As a student at UNC Greensboro in the early 2000s, DJ Summitt rarely missed a women’s or men’s soccer game. He has fond memories of cheering on the Spartans against Furman’s Clint Dempsey – now an American soccer legend – and traveling across the state and beyond to support the women.
So when the avid soccer fan walked into a bar a few weeks ago and saw his motion graphic work for the 2018 FIFA World Cup on the TV screen, it was a special moment.
Summitt has built an impressive resume since graduating in 2003 with a bachelor’s degree in media studies.

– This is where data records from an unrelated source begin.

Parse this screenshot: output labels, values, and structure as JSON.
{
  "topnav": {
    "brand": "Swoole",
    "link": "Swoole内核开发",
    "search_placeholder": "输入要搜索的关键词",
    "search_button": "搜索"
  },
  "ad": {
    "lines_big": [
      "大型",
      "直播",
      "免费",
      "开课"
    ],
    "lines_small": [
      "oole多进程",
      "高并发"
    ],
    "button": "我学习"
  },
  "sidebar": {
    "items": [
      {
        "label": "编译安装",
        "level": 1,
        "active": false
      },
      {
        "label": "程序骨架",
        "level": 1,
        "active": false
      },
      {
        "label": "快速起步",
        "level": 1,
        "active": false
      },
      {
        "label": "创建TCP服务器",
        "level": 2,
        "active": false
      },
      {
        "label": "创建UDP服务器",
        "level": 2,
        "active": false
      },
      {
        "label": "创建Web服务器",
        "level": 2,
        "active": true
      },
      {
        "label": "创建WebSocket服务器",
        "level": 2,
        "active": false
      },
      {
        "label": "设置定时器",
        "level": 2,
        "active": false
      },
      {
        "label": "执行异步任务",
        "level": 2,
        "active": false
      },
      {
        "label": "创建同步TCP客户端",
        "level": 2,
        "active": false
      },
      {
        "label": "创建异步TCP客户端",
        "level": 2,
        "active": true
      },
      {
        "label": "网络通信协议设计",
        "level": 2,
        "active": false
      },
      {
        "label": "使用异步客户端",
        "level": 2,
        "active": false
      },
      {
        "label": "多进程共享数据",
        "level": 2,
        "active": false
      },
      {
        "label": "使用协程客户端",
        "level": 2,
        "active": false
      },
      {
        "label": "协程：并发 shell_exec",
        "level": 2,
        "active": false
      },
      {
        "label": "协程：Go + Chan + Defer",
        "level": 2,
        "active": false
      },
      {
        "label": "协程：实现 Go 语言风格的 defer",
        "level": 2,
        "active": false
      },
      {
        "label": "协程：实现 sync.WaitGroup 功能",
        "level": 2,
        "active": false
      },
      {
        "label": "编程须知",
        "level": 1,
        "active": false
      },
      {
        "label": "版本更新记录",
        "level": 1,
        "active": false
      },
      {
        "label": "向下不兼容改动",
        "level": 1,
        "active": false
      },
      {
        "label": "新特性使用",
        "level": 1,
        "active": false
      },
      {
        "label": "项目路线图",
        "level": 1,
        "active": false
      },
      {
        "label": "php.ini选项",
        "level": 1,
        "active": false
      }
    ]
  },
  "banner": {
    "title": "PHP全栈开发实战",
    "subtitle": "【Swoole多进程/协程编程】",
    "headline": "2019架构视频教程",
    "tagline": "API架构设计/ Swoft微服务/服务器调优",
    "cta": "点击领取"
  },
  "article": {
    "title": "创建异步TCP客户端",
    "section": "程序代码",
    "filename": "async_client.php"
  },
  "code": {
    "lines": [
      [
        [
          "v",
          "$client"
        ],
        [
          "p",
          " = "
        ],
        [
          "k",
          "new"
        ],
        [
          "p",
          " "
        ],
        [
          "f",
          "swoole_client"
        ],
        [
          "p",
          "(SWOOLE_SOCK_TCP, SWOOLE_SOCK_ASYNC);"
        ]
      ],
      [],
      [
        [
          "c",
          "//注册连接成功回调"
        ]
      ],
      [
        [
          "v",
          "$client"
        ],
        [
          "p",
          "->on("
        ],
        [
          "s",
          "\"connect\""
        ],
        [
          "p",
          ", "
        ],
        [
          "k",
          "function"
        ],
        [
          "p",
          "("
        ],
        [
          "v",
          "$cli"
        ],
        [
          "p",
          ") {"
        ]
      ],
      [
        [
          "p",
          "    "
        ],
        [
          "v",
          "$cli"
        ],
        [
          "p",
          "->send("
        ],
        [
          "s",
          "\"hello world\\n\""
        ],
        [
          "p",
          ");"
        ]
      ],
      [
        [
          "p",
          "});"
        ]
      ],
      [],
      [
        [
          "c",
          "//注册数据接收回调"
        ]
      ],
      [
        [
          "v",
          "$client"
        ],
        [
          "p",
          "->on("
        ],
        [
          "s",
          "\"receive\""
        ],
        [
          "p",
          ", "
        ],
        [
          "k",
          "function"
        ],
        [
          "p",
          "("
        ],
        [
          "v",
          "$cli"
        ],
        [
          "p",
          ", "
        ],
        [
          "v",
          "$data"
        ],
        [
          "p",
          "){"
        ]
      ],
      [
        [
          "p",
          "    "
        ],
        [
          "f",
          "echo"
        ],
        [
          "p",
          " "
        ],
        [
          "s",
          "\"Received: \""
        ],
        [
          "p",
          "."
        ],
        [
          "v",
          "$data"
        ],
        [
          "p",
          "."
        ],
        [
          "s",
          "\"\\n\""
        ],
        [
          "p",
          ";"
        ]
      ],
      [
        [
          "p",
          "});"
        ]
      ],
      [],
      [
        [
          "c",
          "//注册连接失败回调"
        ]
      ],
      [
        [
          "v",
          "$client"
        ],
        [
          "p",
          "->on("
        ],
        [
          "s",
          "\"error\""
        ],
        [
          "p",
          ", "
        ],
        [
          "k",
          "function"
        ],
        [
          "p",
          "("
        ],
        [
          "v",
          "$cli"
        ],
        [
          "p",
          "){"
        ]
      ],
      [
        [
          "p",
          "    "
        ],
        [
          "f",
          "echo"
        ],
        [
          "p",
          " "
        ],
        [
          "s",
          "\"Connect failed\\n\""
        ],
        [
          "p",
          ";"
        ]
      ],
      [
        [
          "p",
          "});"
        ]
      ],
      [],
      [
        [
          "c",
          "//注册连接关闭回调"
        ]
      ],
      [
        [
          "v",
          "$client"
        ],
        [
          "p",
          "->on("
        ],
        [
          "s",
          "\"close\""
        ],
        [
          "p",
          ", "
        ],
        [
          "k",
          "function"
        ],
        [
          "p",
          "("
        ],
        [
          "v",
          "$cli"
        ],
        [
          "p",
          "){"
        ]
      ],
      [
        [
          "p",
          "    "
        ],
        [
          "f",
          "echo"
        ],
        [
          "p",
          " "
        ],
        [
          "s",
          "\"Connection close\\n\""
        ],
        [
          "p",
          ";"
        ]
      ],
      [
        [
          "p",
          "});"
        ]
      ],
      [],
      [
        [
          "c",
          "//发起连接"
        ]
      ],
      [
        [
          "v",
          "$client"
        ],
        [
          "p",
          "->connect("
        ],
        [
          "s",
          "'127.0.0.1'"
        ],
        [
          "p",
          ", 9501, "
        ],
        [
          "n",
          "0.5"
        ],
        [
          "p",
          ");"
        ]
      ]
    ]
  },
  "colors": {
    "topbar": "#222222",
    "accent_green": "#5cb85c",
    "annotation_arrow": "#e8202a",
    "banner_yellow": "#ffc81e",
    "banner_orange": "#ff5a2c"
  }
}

He’s worked on feature films and has produced promotion and in-show graphics for a number of TV shows, including “CSI” and “Survivor.” He also spent seven years as a creative director at HP.
About a year ago, Summitt decided to build his own motion design business. A few months later, he landed the kind of project that all designers (and diehard soccer fans) dream about: the World Cup.
Throughout the winter and spring, Summitt worked with a team of designers on the final production of motion graphics for FOX’s broadcast of the World Cup. The graphics you see in the lower third of the screen, the flags of each country, the different transitions – much of this work has been touched by Summitt.
“It’s been an honor. I learned so much on this project,” he said. “The way those graphics are created is different than anything I’ve done before. It gives you confidence, working on a project of that scale and caliber.”
Motion design in its current form didn’t exist when Summitt was a student at UNCG. However, the basic principles of visual storytelling haven’t changed.
“Professor Matthew Barr really taught me a lot about how to emotionally frame an image and a story,” he said. “I have a foundation that a lot of motion designers don’t have.”
Currently, Summitt is working on a feature film and a pilot, designing videos for a biotech firm in California, and planning for some big upcoming projects.
And, of course, he’s watching as much of the World Cup as he can.
His advice for students is this:
“Every job has been around in some capacity for millennia. A thousand years ago we didn’t have motion designers, but we did have storytellers and artists. Figure out how people used to do your job, and learn those fundamentals. You want to compete not with technology or price, but with ideas.”
Story by Alyssa Bedrosian, University Communications
Photography provided by DJ Summitt